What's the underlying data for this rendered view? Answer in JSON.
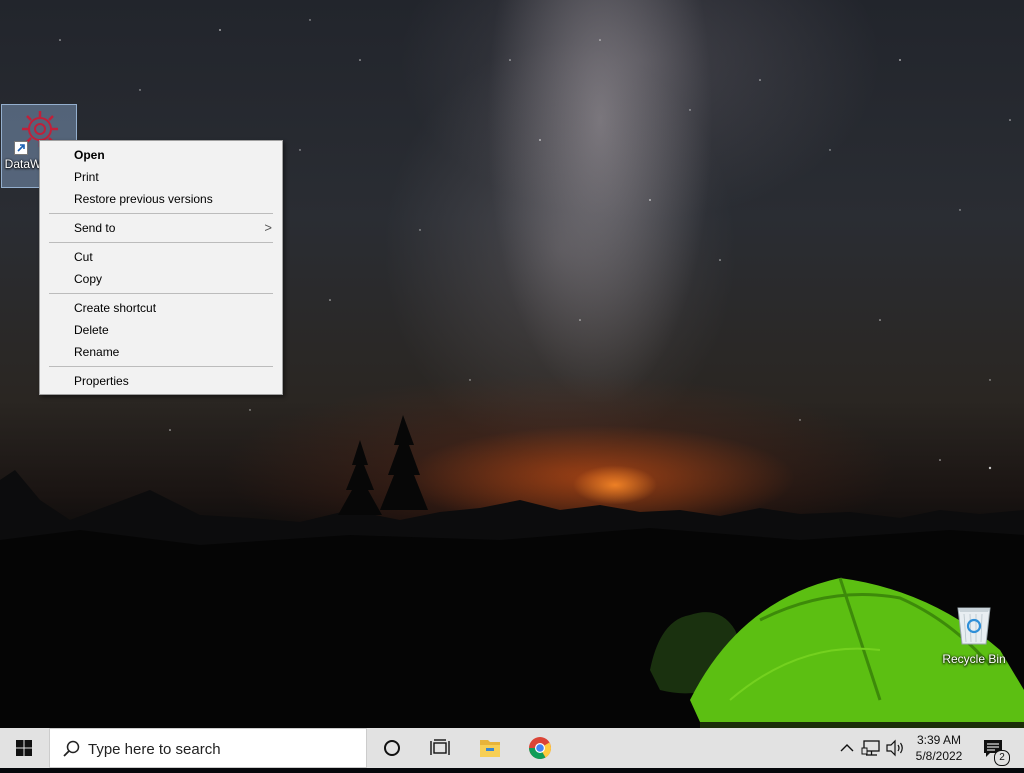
{
  "desktop": {
    "icons": [
      {
        "label": "DataWorks Collaboration",
        "visible_label": "DataW… o…",
        "icon": "dataworks-app-icon"
      },
      {
        "label": "Recycle Bin",
        "icon": "recycle-bin-icon"
      }
    ]
  },
  "context_menu": {
    "items": [
      {
        "label": "Open",
        "bold": true
      },
      {
        "label": "Print"
      },
      {
        "label": "Restore previous versions"
      },
      {
        "label": "Send to",
        "has_submenu": true
      },
      {
        "label": "Cut"
      },
      {
        "label": "Copy"
      },
      {
        "label": "Create shortcut"
      },
      {
        "label": "Delete"
      },
      {
        "label": "Rename"
      },
      {
        "label": "Properties"
      }
    ],
    "submenu_arrow": ">"
  },
  "taskbar": {
    "start_icon": "windows-logo-icon",
    "search": {
      "placeholder": "Type here to search",
      "value": ""
    },
    "pinned": [
      {
        "name": "Cortana",
        "icon": "cortana-circle-icon"
      },
      {
        "name": "Task View",
        "icon": "task-view-icon"
      },
      {
        "name": "File Explorer",
        "icon": "file-explorer-icon"
      },
      {
        "name": "Google Chrome",
        "icon": "chrome-icon"
      }
    ],
    "tray": {
      "icons": [
        "chevron-up-icon",
        "network-icon",
        "volume-icon"
      ],
      "time": "3:39 AM",
      "date": "5/8/2022",
      "notification_count": "2"
    }
  }
}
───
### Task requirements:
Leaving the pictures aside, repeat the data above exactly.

### Result of the task:
What's the underlying data for this rendered view? Answer in JSON.
{
  "desktop": {
    "icons": [
      {
        "label": "DataWorks Collaboration",
        "visible_label": "DataW… o…",
        "icon": "dataworks-app-icon"
      },
      {
        "label": "Recycle Bin",
        "icon": "recycle-bin-icon"
      }
    ]
  },
  "context_menu": {
    "items": [
      {
        "label": "Open",
        "bold": true
      },
      {
        "label": "Print"
      },
      {
        "label": "Restore previous versions"
      },
      {
        "label": "Send to",
        "has_submenu": true
      },
      {
        "label": "Cut"
      },
      {
        "label": "Copy"
      },
      {
        "label": "Create shortcut"
      },
      {
        "label": "Delete"
      },
      {
        "label": "Rename"
      },
      {
        "label": "Properties"
      }
    ],
    "submenu_arrow": ">"
  },
  "taskbar": {
    "start_icon": "windows-logo-icon",
    "search": {
      "placeholder": "Type here to search",
      "value": ""
    },
    "pinned": [
      {
        "name": "Cortana",
        "icon": "cortana-circle-icon"
      },
      {
        "name": "Task View",
        "icon": "task-view-icon"
      },
      {
        "name": "File Explorer",
        "icon": "file-explorer-icon"
      },
      {
        "name": "Google Chrome",
        "icon": "chrome-icon"
      }
    ],
    "tray": {
      "icons": [
        "chevron-up-icon",
        "network-icon",
        "volume-icon"
      ],
      "time": "3:39 AM",
      "date": "5/8/2022",
      "notification_count": "2"
    }
  }
}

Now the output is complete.